**TASK BRIEF:** Set every record down again, exactly and completely.

App and web page records:
━━━━
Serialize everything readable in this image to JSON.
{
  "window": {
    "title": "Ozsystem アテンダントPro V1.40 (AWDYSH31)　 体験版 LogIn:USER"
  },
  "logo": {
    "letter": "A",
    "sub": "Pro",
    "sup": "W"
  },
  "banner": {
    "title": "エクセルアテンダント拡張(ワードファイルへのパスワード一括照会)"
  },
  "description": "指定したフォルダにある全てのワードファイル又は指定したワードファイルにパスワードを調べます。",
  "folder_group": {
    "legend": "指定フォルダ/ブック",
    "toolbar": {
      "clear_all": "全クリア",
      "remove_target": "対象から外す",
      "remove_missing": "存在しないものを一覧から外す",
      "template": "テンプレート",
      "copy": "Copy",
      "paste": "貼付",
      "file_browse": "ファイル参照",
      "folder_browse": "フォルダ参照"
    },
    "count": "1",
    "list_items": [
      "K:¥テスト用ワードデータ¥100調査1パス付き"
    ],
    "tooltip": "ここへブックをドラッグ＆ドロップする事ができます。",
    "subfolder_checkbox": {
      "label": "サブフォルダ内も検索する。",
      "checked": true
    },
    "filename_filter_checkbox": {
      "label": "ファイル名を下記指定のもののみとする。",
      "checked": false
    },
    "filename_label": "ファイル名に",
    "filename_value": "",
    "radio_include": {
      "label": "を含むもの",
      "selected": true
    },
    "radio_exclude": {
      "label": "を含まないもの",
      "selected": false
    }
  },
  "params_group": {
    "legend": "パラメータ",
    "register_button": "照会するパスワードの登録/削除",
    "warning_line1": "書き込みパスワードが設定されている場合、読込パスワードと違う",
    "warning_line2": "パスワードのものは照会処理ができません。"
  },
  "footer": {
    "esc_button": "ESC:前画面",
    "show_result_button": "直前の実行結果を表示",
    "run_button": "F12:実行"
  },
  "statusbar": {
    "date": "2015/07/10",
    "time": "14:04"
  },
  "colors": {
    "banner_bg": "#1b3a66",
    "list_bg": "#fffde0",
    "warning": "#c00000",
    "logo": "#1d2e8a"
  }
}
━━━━
**RESULT:**
Serialize everything readable in this image to JSON.
{
  "window": {
    "title": "Ozsystem アテンダントPro V1.40 (AWDYSH31)　 体験版 LogIn:USER"
  },
  "logo": {
    "letter": "A",
    "sub": "Pro",
    "sup": "W"
  },
  "banner": {
    "title": "エクセルアテンダント拡張(ワードファイルへのパスワード一括照会)"
  },
  "description": "指定したフォルダにある全てのワードファイル又は指定したワードファイルにパスワードを調べます。",
  "folder_group": {
    "legend": "指定フォルダ/ブック",
    "toolbar": {
      "clear_all": "全クリア",
      "remove_target": "対象から外す",
      "remove_missing": "存在しないものを一覧から外す",
      "template": "テンプレート",
      "copy": "Copy",
      "paste": "貼付",
      "file_browse": "ファイル参照",
      "folder_browse": "フォルダ参照"
    },
    "count": "1",
    "list_items": [
      "K:¥テスト用ワードデータ¥100調査1パス付き"
    ],
    "tooltip": "ここへブックをドラッグ＆ドロップする事ができます。",
    "subfolder_checkbox": {
      "label": "サブフォルダ内も検索する。",
      "checked": true
    },
    "filename_filter_checkbox": {
      "label": "ファイル名を下記指定のもののみとする。",
      "checked": false
    },
    "filename_label": "ファイル名に",
    "filename_value": "",
    "radio_include": {
      "label": "を含むもの",
      "selected": true
    },
    "radio_exclude": {
      "label": "を含まないもの",
      "selected": false
    }
  },
  "params_group": {
    "legend": "パラメータ",
    "register_button": "照会するパスワードの登録/削除",
    "warning_line1": "書き込みパスワードが設定されている場合、読込パスワードと違う",
    "warning_line2": "パスワードのものは照会処理ができません。"
  },
  "footer": {
    "esc_button": "ESC:前画面",
    "show_result_button": "直前の実行結果を表示",
    "run_button": "F12:実行"
  },
  "statusbar": {
    "date": "2015/07/10",
    "time": "14:04"
  },
  "colors": {
    "banner_bg": "#1b3a66",
    "list_bg": "#fffde0",
    "warning": "#c00000",
    "logo": "#1d2e8a"
  }
}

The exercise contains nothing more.